### WHAT NEEDS TO BE DONE
The data should be restated word for word, in full.

### Page and application data records
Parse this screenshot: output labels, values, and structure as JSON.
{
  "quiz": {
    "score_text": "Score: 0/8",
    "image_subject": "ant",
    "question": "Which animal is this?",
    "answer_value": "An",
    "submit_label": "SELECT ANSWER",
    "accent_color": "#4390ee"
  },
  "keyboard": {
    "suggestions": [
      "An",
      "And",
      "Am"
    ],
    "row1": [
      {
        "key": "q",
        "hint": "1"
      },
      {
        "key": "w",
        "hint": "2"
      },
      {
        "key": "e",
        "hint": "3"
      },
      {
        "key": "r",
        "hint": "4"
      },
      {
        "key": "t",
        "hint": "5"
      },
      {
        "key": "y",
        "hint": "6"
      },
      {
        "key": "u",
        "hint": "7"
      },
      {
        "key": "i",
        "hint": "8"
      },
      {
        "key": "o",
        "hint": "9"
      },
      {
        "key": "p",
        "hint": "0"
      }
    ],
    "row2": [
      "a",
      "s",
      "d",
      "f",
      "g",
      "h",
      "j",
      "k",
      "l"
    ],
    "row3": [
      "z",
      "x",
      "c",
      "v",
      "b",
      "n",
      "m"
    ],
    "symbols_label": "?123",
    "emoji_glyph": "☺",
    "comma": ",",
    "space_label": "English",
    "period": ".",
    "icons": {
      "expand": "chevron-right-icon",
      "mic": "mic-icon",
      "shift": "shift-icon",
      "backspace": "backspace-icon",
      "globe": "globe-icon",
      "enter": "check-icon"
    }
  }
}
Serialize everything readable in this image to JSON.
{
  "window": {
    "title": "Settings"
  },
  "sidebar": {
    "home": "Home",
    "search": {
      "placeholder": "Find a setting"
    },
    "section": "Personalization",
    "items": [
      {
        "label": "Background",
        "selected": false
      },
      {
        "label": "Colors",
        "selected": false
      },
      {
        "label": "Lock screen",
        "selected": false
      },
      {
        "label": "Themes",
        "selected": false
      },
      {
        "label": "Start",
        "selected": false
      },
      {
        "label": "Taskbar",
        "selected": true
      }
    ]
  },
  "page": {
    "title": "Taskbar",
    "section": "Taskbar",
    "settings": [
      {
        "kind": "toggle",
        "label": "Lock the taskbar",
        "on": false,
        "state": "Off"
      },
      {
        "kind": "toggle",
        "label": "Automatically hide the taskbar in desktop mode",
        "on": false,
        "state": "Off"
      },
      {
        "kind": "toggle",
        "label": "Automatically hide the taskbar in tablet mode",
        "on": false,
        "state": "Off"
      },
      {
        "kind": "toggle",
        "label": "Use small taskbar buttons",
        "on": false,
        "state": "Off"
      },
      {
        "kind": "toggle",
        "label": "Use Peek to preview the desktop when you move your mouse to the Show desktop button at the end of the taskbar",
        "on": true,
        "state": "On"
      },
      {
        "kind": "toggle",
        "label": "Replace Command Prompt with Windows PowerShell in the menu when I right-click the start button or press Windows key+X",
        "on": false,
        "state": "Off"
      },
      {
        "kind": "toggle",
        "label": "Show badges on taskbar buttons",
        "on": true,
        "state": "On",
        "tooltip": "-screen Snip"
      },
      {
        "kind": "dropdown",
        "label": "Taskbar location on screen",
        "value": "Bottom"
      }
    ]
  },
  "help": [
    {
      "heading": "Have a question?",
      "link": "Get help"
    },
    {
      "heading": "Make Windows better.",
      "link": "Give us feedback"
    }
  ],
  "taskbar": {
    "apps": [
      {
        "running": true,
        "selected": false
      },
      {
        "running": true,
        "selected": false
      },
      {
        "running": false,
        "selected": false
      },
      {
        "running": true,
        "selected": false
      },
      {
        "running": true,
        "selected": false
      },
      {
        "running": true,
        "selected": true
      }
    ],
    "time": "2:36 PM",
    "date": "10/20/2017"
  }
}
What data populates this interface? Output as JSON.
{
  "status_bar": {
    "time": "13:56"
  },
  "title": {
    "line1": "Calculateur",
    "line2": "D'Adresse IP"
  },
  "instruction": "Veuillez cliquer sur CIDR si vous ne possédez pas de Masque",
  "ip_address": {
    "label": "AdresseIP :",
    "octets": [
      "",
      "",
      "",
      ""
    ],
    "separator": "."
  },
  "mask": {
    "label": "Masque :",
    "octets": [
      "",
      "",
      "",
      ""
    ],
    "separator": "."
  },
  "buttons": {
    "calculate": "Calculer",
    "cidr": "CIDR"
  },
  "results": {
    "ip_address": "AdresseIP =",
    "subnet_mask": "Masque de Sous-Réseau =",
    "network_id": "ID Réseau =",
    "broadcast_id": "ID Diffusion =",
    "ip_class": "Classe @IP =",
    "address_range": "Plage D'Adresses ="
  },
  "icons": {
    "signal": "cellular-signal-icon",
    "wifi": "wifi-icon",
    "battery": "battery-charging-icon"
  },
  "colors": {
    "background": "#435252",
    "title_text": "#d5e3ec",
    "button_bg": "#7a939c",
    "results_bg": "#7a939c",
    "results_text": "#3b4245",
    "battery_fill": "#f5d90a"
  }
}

### ANSWER TO THE PROBLEM
Parse this screenshot: output labels, values, and structure as JSON.
{
  "quiz": {
    "score_text": "Score: 0/8",
    "image_subject": "ant",
    "question": "Which animal is this?",
    "answer_value": "An",
    "submit_label": "SELECT ANSWER",
    "accent_color": "#4390ee"
  },
  "keyboard": {
    "suggestions": [
      "An",
      "And",
      "Am"
    ],
    "row1": [
      {
        "key": "q",
        "hint": "1"
      },
      {
        "key": "w",
        "hint": "2"
      },
      {
        "key": "e",
        "hint": "3"
      },
      {
        "key": "r",
        "hint": "4"
      },
      {
        "key": "t",
        "hint": "5"
      },
      {
        "key": "y",
        "hint": "6"
      },
      {
        "key": "u",
        "hint": "7"
      },
      {
        "key": "i",
        "hint": "8"
      },
      {
        "key": "o",
        "hint": "9"
      },
      {
        "key": "p",
        "hint": "0"
      }
    ],
    "row2": [
      "a",
      "s",
      "d",
      "f",
      "g",
      "h",
      "j",
      "k",
      "l"
    ],
    "row3": [
      "z",
      "x",
      "c",
      "v",
      "b",
      "n",
      "m"
    ],
    "symbols_label": "?123",
    "emoji_glyph": "☺",
    "comma": ",",
    "space_label": "English",
    "period": ".",
    "icons": {
      "expand": "chevron-right-icon",
      "mic": "mic-icon",
      "shift": "shift-icon",
      "backspace": "backspace-icon",
      "globe": "globe-icon",
      "enter": "check-icon"
    }
  }
}
Serialize everything readable in this image to JSON.
{
  "window": {
    "title": "Settings"
  },
  "sidebar": {
    "home": "Home",
    "search": {
      "placeholder": "Find a setting"
    },
    "section": "Personalization",
    "items": [
      {
        "label": "Background",
        "selected": false
      },
      {
        "label": "Colors",
        "selected": false
      },
      {
        "label": "Lock screen",
        "selected": false
      },
      {
        "label": "Themes",
        "selected": false
      },
      {
        "label": "Start",
        "selected": false
      },
      {
        "label": "Taskbar",
        "selected": true
      }
    ]
  },
  "page": {
    "title": "Taskbar",
    "section": "Taskbar",
    "settings": [
      {
        "kind": "toggle",
        "label": "Lock the taskbar",
        "on": false,
        "state": "Off"
      },
      {
        "kind": "toggle",
        "label": "Automatically hide the taskbar in desktop mode",
        "on": false,
        "state": "Off"
      },
      {
        "kind": "toggle",
        "label": "Automatically hide the taskbar in tablet mode",
        "on": false,
        "state": "Off"
      },
      {
        "kind": "toggle",
        "label": "Use small taskbar buttons",
        "on": false,
        "state": "Off"
      },
      {
        "kind": "toggle",
        "label": "Use Peek to preview the desktop when you move your mouse to the Show desktop button at the end of the taskbar",
        "on": true,
        "state": "On"
      },
      {
        "kind": "toggle",
        "label": "Replace Command Prompt with Windows PowerShell in the menu when I right-click the start button or press Windows key+X",
        "on": false,
        "state": "Off"
      },
      {
        "kind": "toggle",
        "label": "Show badges on taskbar buttons",
        "on": true,
        "state": "On",
        "tooltip": "-screen Snip"
      },
      {
        "kind": "dropdown",
        "label": "Taskbar location on screen",
        "value": "Bottom"
      }
    ]
  },
  "help": [
    {
      "heading": "Have a question?",
      "link": "Get help"
    },
    {
      "heading": "Make Windows better.",
      "link": "Give us feedback"
    }
  ],
  "taskbar": {
    "apps": [
      {
        "running": true,
        "selected": false
      },
      {
        "running": true,
        "selected": false
      },
      {
        "running": false,
        "selected": false
      },
      {
        "running": true,
        "selected": false
      },
      {
        "running": true,
        "selected": false
      },
      {
        "running": true,
        "selected": true
      }
    ],
    "time": "2:36 PM",
    "date": "10/20/2017"
  }
}
What data populates this interface? Output as JSON.
{
  "status_bar": {
    "time": "13:56"
  },
  "title": {
    "line1": "Calculateur",
    "line2": "D'Adresse IP"
  },
  "instruction": "Veuillez cliquer sur CIDR si vous ne possédez pas de Masque",
  "ip_address": {
    "label": "AdresseIP :",
    "octets": [
      "",
      "",
      "",
      ""
    ],
    "separator": "."
  },
  "mask": {
    "label": "Masque :",
    "octets": [
      "",
      "",
      "",
      ""
    ],
    "separator": "."
  },
  "buttons": {
    "calculate": "Calculer",
    "cidr": "CIDR"
  },
  "results": {
    "ip_address": "AdresseIP =",
    "subnet_mask": "Masque de Sous-Réseau =",
    "network_id": "ID Réseau =",
    "broadcast_id": "ID Diffusion =",
    "ip_class": "Classe @IP =",
    "address_range": "Plage D'Adresses ="
  },
  "icons": {
    "signal": "cellular-signal-icon",
    "wifi": "wifi-icon",
    "battery": "battery-charging-icon"
  },
  "colors": {
    "background": "#435252",
    "title_text": "#d5e3ec",
    "button_bg": "#7a939c",
    "results_bg": "#7a939c",
    "results_text": "#3b4245",
    "battery_fill": "#f5d90a"
  }
}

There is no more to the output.